Ex-presidential candidate urges students to organize
Former presidential candidate Howard Dean visited campus Tuesday to drum up Democratic support in New Mexico.
Students gathered in the SUB Theater to hear Dean speak about national issues including health care and political participation.
“Being in a democracy requires obligations, not just freedoms,” Dean said. “I don’t like talking about freedom, because people always want to talk about their rights and they never want to talk about their responsibilities. Freedom isn’t free. What freedom demands of us is working at it. Democracy is a human invention, and like every other human invention, if you don’t nurture it, it dies.”
B. Lee Drake, national chair of the College Democrats of America, said he hopes Dean’s appearance will inspire students to realize their potential.
“I’m hoping they will walk away with a realization that these are real people and get the sense that it is possible,” the UNM graduate student said. “This allows us to broadcast to students what they are capable of. I’m hoping it will send a strong message to students that we all have the capability to do great things.”
Consistent political involvement makes the government the best it can be, Dean said, so students should get involved.
UNM student Miranda Aragon said she was excited to see Dean in person.
“I think it’s important that you listen to good speakers and political figures that you see in the media and hear them first-hand and see what they have to say,” she said. “We need to understand what is going on in politics. I think it’s important to be able to ask them questions and understand where they are coming from.”
Dean’s visit could rekindle UNM student activism, said Melissa Trent, vice president of UNM College Democrats.
“It’s a great chance to see someone that has worked on such a huge national level,” she said. “Students will get to learn from an inside source what the Democratic Party is about and how important it is to be engaged in politics no matter what party you are in.”
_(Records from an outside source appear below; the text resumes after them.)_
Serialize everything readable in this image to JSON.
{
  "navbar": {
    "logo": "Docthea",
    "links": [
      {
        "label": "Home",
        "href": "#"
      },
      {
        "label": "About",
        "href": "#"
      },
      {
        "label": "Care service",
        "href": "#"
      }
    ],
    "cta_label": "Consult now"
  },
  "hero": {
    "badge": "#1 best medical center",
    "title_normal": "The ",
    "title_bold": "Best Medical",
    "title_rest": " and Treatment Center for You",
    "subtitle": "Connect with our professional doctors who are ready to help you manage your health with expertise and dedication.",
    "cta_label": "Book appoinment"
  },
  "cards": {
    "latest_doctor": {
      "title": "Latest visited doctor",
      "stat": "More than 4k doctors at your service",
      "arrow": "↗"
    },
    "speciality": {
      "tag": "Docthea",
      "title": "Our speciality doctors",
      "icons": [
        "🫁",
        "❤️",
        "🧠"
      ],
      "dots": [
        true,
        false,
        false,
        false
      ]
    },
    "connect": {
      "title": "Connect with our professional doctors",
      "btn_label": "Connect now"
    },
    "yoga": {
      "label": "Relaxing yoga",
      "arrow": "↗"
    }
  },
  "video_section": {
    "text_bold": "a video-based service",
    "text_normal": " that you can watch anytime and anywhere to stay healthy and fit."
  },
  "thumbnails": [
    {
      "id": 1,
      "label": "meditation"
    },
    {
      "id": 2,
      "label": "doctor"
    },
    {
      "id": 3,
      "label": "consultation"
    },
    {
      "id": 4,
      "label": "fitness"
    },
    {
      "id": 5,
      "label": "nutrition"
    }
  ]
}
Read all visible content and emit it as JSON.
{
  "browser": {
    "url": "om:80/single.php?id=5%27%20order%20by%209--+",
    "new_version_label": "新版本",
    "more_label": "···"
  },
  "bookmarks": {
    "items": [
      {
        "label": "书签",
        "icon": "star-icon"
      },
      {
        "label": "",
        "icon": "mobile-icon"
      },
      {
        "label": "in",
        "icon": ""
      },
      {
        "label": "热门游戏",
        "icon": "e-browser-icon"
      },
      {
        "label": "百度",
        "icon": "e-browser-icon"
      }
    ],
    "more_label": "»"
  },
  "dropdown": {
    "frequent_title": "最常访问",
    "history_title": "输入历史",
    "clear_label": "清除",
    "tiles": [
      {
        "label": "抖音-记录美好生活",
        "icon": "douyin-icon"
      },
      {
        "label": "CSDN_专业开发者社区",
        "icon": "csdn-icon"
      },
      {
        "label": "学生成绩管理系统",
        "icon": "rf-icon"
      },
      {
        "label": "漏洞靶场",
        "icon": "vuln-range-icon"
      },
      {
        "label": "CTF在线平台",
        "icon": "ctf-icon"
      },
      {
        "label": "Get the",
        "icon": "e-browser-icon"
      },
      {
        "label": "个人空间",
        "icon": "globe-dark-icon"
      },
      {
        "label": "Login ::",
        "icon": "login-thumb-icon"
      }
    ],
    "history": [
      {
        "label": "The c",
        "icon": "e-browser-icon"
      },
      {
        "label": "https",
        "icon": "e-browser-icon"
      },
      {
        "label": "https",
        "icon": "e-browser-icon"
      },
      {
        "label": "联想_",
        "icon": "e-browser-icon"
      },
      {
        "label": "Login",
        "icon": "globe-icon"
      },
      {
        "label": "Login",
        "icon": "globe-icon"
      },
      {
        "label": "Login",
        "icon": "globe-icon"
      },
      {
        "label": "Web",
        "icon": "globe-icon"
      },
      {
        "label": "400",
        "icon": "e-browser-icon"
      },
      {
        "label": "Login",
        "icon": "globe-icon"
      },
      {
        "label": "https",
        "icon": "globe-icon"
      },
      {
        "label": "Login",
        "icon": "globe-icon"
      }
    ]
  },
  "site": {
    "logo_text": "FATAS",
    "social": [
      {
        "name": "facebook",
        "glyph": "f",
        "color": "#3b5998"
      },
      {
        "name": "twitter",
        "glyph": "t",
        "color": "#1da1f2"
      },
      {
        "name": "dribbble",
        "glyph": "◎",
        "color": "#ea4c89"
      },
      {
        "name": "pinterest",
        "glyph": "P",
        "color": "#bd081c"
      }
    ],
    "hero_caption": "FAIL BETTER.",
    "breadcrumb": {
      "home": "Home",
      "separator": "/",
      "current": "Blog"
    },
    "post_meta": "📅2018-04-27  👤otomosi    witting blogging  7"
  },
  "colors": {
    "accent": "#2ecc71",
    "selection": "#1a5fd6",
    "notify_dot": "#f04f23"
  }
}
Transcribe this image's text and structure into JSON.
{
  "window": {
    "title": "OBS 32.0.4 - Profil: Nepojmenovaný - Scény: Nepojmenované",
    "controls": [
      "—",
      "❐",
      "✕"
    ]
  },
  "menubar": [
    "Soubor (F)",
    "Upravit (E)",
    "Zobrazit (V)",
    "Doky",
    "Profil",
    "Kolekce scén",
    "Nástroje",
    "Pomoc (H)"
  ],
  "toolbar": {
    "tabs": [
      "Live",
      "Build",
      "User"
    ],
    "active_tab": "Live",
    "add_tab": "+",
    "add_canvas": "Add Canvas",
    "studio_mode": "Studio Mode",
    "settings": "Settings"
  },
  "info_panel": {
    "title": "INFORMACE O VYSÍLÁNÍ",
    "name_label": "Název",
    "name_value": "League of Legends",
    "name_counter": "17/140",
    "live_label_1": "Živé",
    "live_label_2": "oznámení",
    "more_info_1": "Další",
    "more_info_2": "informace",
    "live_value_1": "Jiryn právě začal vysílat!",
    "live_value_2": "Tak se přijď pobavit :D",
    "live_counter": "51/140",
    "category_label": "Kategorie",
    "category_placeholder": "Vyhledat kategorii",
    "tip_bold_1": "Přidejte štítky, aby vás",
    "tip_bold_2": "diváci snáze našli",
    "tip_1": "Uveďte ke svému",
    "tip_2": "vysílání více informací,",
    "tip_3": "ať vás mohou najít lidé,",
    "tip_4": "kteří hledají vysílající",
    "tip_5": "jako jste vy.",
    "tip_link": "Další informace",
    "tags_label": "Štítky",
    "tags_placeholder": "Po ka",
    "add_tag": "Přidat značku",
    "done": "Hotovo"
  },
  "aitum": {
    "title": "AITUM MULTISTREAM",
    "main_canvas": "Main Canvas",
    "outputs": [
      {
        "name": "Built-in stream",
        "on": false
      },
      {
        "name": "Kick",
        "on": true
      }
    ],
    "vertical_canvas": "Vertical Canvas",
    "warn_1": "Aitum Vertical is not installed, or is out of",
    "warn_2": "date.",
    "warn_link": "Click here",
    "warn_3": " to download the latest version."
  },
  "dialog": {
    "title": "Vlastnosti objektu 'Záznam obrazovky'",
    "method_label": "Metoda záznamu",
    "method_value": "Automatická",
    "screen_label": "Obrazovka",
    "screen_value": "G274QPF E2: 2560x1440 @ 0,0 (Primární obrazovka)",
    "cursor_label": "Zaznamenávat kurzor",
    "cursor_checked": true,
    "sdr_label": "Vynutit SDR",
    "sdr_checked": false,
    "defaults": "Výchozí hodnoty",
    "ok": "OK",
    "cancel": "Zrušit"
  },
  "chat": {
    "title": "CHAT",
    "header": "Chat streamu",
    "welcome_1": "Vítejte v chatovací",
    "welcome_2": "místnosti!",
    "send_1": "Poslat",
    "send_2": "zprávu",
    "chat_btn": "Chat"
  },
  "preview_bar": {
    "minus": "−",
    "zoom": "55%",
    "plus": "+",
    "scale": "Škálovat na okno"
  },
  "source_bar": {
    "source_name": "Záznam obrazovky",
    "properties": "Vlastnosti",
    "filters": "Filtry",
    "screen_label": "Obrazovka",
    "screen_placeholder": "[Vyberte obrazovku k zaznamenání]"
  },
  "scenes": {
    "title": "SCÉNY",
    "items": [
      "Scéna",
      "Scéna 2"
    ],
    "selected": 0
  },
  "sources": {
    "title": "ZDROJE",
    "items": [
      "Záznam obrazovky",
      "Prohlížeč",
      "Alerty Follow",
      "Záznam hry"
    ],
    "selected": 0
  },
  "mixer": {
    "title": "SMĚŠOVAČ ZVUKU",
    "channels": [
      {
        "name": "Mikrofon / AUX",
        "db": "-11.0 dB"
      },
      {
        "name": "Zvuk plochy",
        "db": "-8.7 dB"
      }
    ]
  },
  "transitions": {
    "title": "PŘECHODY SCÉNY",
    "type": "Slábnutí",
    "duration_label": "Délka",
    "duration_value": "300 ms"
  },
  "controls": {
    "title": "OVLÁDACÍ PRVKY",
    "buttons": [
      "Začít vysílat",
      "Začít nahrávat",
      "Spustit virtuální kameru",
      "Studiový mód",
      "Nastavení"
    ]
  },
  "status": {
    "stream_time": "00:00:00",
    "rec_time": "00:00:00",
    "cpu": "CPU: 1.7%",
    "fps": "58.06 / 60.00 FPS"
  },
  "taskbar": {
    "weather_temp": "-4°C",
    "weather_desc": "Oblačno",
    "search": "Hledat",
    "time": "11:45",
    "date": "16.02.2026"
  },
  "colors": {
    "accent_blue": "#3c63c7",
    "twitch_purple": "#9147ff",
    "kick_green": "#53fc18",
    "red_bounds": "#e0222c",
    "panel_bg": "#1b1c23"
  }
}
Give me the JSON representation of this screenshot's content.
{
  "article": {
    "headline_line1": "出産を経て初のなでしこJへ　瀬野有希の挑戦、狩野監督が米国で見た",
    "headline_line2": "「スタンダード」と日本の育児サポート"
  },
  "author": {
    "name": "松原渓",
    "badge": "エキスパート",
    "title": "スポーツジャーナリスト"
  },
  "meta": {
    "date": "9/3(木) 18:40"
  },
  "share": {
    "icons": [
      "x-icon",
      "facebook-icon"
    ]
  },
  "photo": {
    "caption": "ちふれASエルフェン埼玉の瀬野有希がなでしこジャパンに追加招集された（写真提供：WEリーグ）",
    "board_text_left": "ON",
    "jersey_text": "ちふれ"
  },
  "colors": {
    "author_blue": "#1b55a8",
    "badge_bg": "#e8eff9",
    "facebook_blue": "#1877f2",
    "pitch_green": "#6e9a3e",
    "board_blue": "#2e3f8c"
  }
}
Student Angie Poss said governmental success is dependent on communal participation.
“I don’t think enough people are involved in politics. You need to know what’s going on in your country,” she said. “Events like this benefit us by allowing us to know how we can get involved and help our community to make the changes we think are necessary to make the New Mexico government better.”
The economy is on its way to recovery, Dean said, but it will not improve without some forceful nudging from Americans.
“This economy is going to get better and is already getting better, but we can’t have a generation of people who have to spend eight years in higher education because they can’t get jobs anywhere,” he said. “The only way that gets better is to say to the people that are taking our money, ‘I want you to invest this money in America and not push it back and forth in Wall Street.’”
Drake said that if students don’t get involved, the government will push them around.
“If we aren’t active, they aren’t afraid of us, and if they aren’t afraid of us, they can make us their scapegoats,” he said. “It is absolutely critical to be involved, because otherwise we’ll take a larger hit. Our political system is arranged so that all of us have the power to affect the government and advocate for ourselves.”
Social change begins from the bottom up, Dean said, and everyone should participate.
“We do have the power. The question is whether we are willing to use it or not. In order to use it depends on our willingness to stick to it,” he said. “We can do it — state by state and community by community.”